The last time I checked RoD was two weeks ago and everything was quiet on the Western front, as the old folks used to say. Imagine my surprise to visit today and see some 70+ comments on the last post. Granted, more then a few of them were dups (ahem, AMPA) which I have laboriously deleted down to their originals, but still a lively discussion on multiple fronts has obviously sprung back to life here.
I'm particularly pleased that the innie/outtie debate is not one of these. What a fun food fight we all had over at Salon! Now that it has finally wound down, though, it's great to have this place all to ourselves. (As always, current SY practitioners are welcome here. As always, none but the most intrepid seem to ever comment out of fear of being put on 'the list'. Who is left in SF to maintain said dreaded list is an open question! Nevertheless, it seems just us outties milling around here.)
There are several dominant themes that have emerged in the comments to the last post, and rather than reply to them there, I thought I'd tease two of these out further by making them the subject of a new post:
1. artsquiggle commented that his attention has turned from SY to his practical life which, partly as a result of his many years of practice, has been "left in shambles". Another reader seconded that emotion:
- "My practical life went down the tubes. cannot get back those 25 + years of endless exhausting seva and every last nickel I had of dakshina spent while I should have been developing a career. The opprotunity cost of spending the most productive years of your life in Siddha Yoga, astronomical. Lately there are many anniversaries, retirements, celebrations of accomplishment to attend, not for me. I cringe to think of how with all the talent, energy I had when I came to Siddha Yoga in my early twenties, I managed to not establish myself securely. No, I burned it all up, flushed it down the toilet of a complete charade."
2. AMPA writes that his wife has fallen into a deep depression over G's disappearing act:
- "My wife survives on my very sufficient income and other resources rather nicely. BUT, the survival of her SELF-IDENTITY is still utterly dependent on Siddha Yoga. Her despondency on the state of the "path" and the unavailability of Malti to her adoring devotees, makes her utterly, crushingly depressed. Everything has suffered as a result of it in our family life. She is often totally unclear in her thinking, her judgement and discernment are often utterly clouded, her ability to think sharply is now totally dulled and so is her former ability to get things done quickly. It's like she's moving in slow motion and I know it's only partially based on physical fatigue. The emotional fatigue and baggage Malti has left her with, is painfully sad to watch. I feel so good to be free of any dependency on the Guru anymore. And I watch her, in her despair, and it makes me despair for her."

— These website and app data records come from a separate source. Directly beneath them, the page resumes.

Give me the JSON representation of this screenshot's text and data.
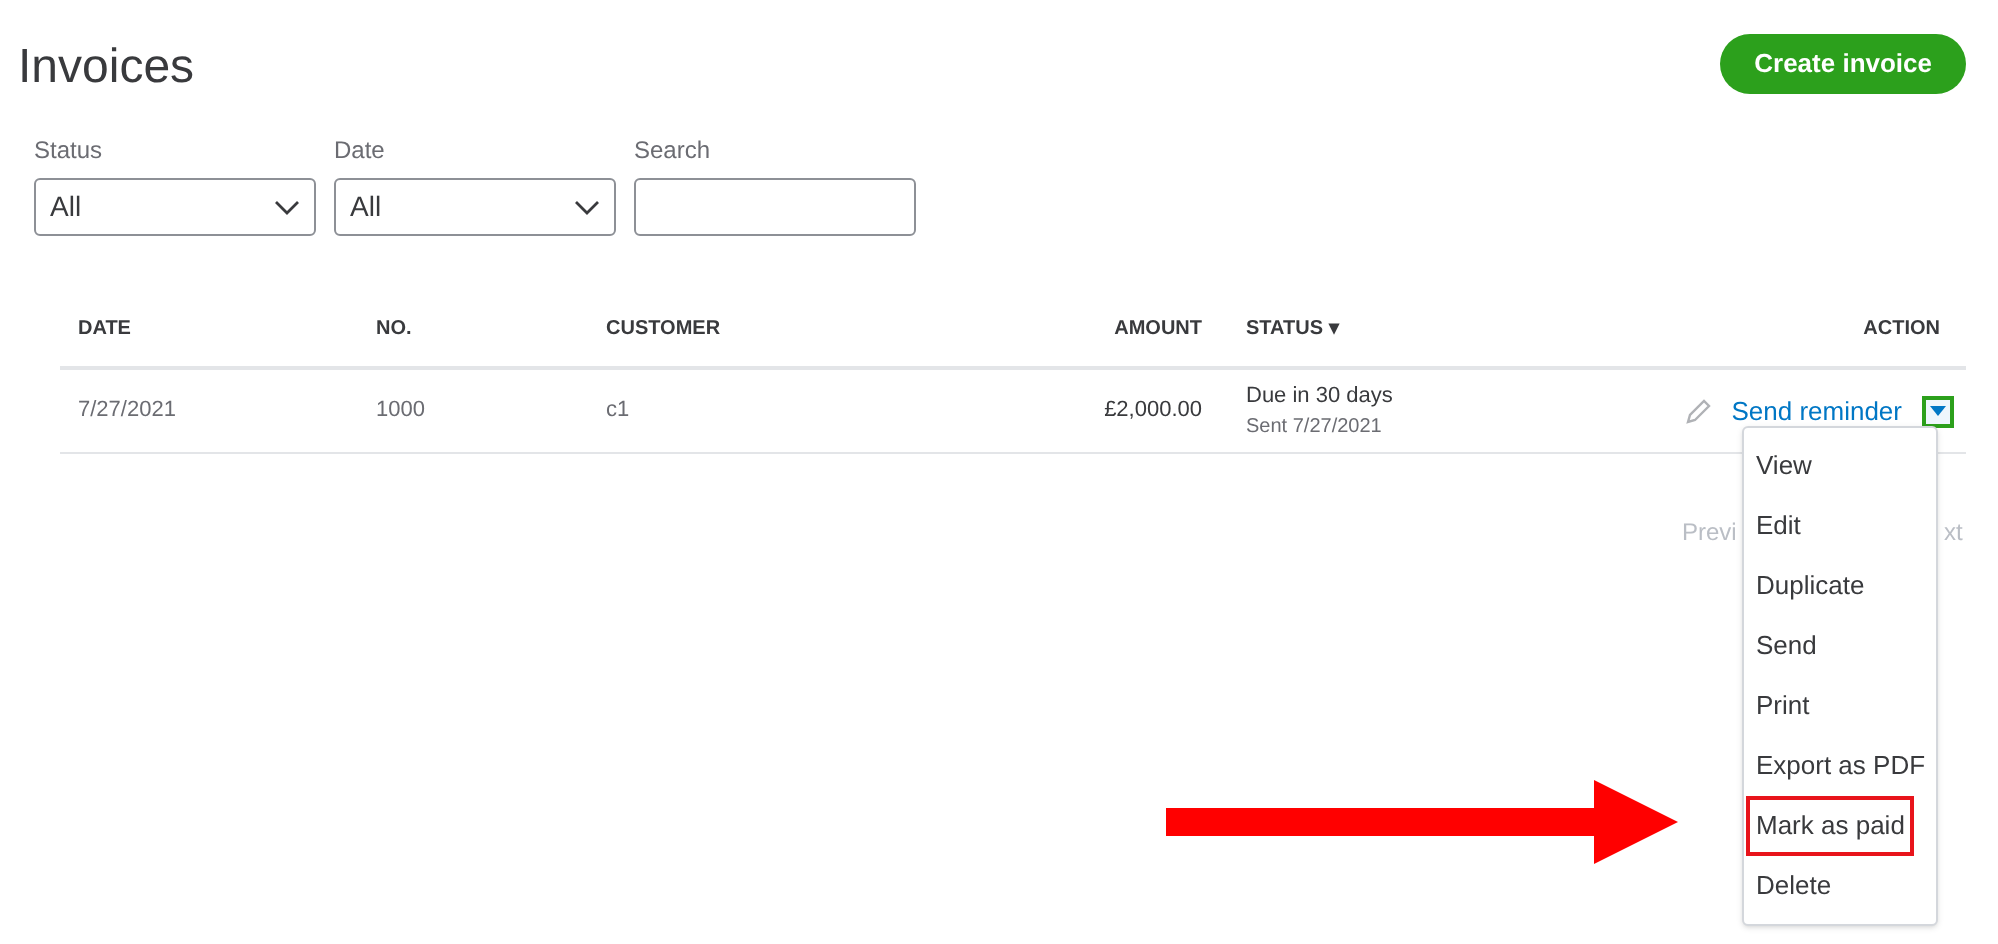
{
  "title": "Invoices",
  "create_button": "Create invoice",
  "filters": [
    {
      "kind": "select",
      "label": "Status",
      "value": "All"
    },
    {
      "kind": "select",
      "label": "Date",
      "value": "All"
    },
    {
      "kind": "text",
      "label": "Search"
    }
  ],
  "table": {
    "columns": [
      {
        "label": "DATE"
      },
      {
        "label": "NO."
      },
      {
        "label": "CUSTOMER"
      },
      {
        "label": "AMOUNT"
      },
      {
        "label": "STATUS ▾"
      },
      {
        "label": "ACTION"
      }
    ],
    "rows": [
      {
        "date": "7/27/2021",
        "no": "1000",
        "customer": "c1",
        "amount": "£2,000.00",
        "status": "Due in 30 days",
        "status_detail": "Sent 7/27/2021",
        "action": "Send reminder",
        "menu_toggle_highlighted": true,
        "menu_open": true
      }
    ]
  },
  "pagination": {
    "previous": "Previ",
    "next": "xt"
  },
  "menu": [
    {
      "label": "View",
      "highlighted": false
    },
    {
      "label": "Edit",
      "highlighted": false
    },
    {
      "label": "Duplicate",
      "highlighted": false
    },
    {
      "label": "Send",
      "highlighted": false
    },
    {
      "label": "Print",
      "highlighted": false
    },
    {
      "label": "Export as PDF",
      "highlighted": false
    },
    {
      "label": "Mark as paid",
      "highlighted": true
    },
    {
      "label": "Delete",
      "highlighted": false
    }
  ]
}
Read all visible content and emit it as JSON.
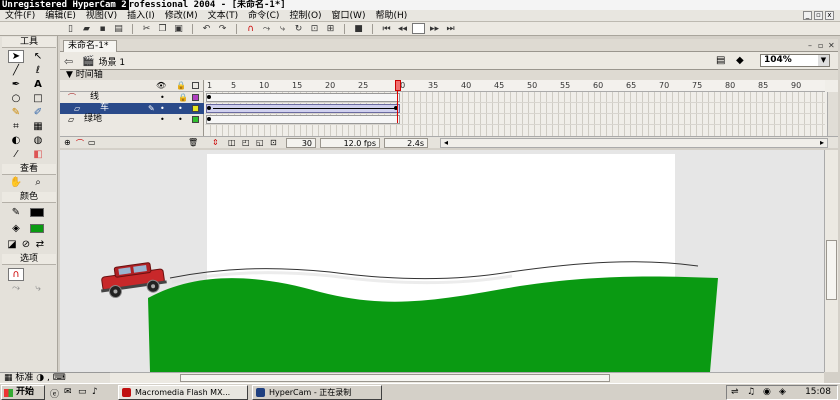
{
  "window_title_prefix": "Unregistered HyperCam 2",
  "window_title": "rofessional 2004 - [未命名-1*]",
  "menu": [
    "文件(F)",
    "编辑(E)",
    "视图(V)",
    "插入(I)",
    "修改(M)",
    "文本(T)",
    "命令(C)",
    "控制(O)",
    "窗口(W)",
    "帮助(H)"
  ],
  "mdi_buttons": [
    "_",
    "▫",
    "x"
  ],
  "tools_panel": {
    "title": "工具",
    "view_label": "查看",
    "colors_label": "颜色",
    "options_label": "选项"
  },
  "document_tab": "未命名-1*",
  "scene_label": "场景 1",
  "zoom": "104%",
  "timeline_label": "时间轴",
  "layers": [
    {
      "name": "线",
      "icon": "mask-layer-icon",
      "selected": false
    },
    {
      "name": "车",
      "icon": "layer-icon",
      "selected": true
    },
    {
      "name": "绿地",
      "icon": "layer-icon",
      "selected": false
    }
  ],
  "frame_ticks": [
    "1",
    "5",
    "10",
    "15",
    "20",
    "25",
    "30",
    "35",
    "40",
    "45",
    "50",
    "55",
    "60",
    "65",
    "70",
    "75",
    "80",
    "85",
    "90"
  ],
  "timeline_status": {
    "current_frame": "30",
    "fps": "12.0 fps",
    "elapsed": "2.4s"
  },
  "status_left": "标准",
  "taskbar": {
    "start": "开始",
    "tasks": [
      "Macromedia Flash MX...",
      "HyperCam - 正在录制"
    ],
    "clock": "15:08"
  },
  "colors": {
    "grass": "#0a9a12",
    "car": "#c8282a",
    "selected_layer": "#2a4a8a"
  }
}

These are both issues that all of us are dealing with in greater or lesser ways. For instance, I just applied for a job at a major non-profit and was asked to provide evidence of my prior volunteer commitments. How, I wondered, could I not list Siddha Yoga? I have literally spent years in 'selfless service' to the Guru and the path; my bona fides for giving back should be spotless. But, then again, how can I reference those years, what actual value did they have beyond enriching a fleecing charlatan now fled? Even if I bucked up and tried to spin that experience into something useful to humanity, who is around to verify all that work? Who could I possibly list as a contact? Of course, I have it relatively easy compared to many, many others; I held a job 'in-the-world' throughout my many years of practice. Those who were on the 'inside' and are now out face a much tougher dilemma since their primary experience of work--in what is rapidly being recognized as a cult--is in danger of being called into question.
Please, if you have made this transition from on-staff to in-the-world work, consider posting your experience here. Many people like Anon above are struggling to re-establish themselves in a tough job market, with little or no savings, and real questions about how to craft their 'seva' into relevant experience an employer will value. I think it is very important, as well, that we re-affirm for each other that what seems like wasted effort now was truly was truly important work to the community of believers at the time. None of the wonderful experiences we still cherish of our time in SY could have happened without the 'endless exhausting seva' of the ashram staff.
Finally, the issue of depression caused by the dissolution of belief in SY. Some of us, like AMPA, have loved ones who are still tenaciously clinging to belief despite the obvious (to us) slow-death of the Siddha path. But, as Older but Wiser observed, if we are honest with ourselves we've all gone through depression over the dying of what we thought was our light. I still struggle with it from time to time. There is no replacement for the feelings of certainty, security and absolute safety that a global belief system like Siddha Yoga provides. If we don't jump to another belief system, if we are now mostly allergic to belief systems, we're thrown back onto our own resources. We're left trusting in only ourselves during a time in life and in an economy when so much seems so precarious. It is scary. We need each other to get through this.